= Beginning of Section =

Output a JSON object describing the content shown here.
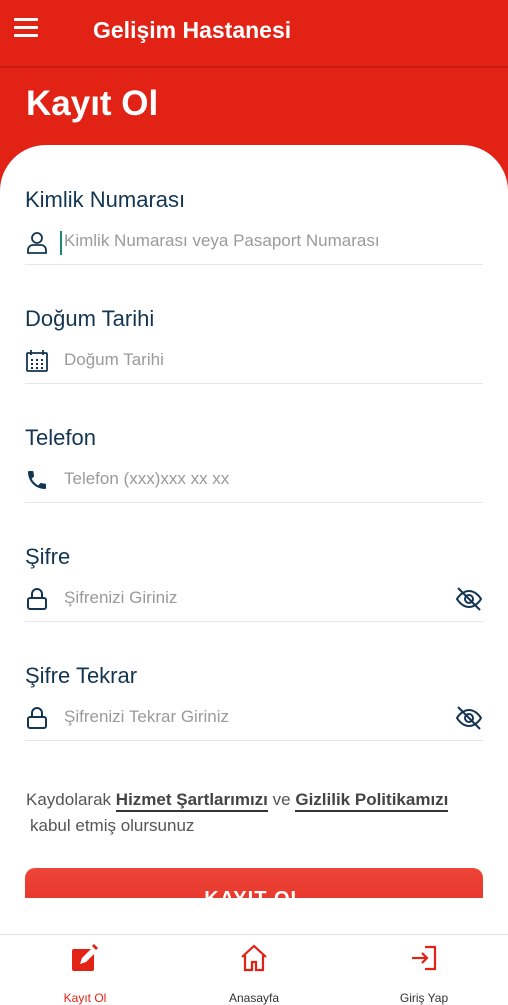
{
  "app": {
    "title": "Gelişim Hastanesi",
    "page_title": "Kayıt Ol"
  },
  "form": {
    "id": {
      "label": "Kimlik Numarası",
      "placeholder": "Kimlik Numarası veya Pasaport Numarası",
      "icon": "user-icon"
    },
    "birth": {
      "label": "Doğum Tarihi",
      "placeholder": "Doğum Tarihi",
      "icon": "calendar-icon"
    },
    "phone": {
      "label": "Telefon",
      "placeholder": "Telefon (xxx)xxx xx xx",
      "icon": "phone-icon"
    },
    "password": {
      "label": "Şifre",
      "placeholder": "Şifrenizi Giriniz",
      "icon": "lock-icon"
    },
    "password_confirm": {
      "label": "Şifre Tekrar",
      "placeholder": "Şifrenizi Tekrar Giriniz",
      "icon": "lock-icon"
    }
  },
  "terms": {
    "prefix": "Kaydolarak",
    "terms_link": "Hizmet Şartlarımızı",
    "conjunction": "ve",
    "privacy_link": "Gizlilik Politikamızı",
    "suffix": "kabul etmiş olursunuz"
  },
  "submit": {
    "label": "KAYIT OL"
  },
  "bottom_nav": [
    {
      "label": "Kayıt Ol",
      "icon": "edit-icon",
      "active": true
    },
    {
      "label": "Anasayfa",
      "icon": "home-icon",
      "active": false
    },
    {
      "label": "Giriş Yap",
      "icon": "login-icon",
      "active": false
    }
  ],
  "colors": {
    "brand": "#e32216",
    "label": "#143552",
    "placeholder": "#9a9a9a"
  }
}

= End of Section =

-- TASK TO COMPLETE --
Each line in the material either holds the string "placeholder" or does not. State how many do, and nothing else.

-- WRITTEN RESPONSE --
6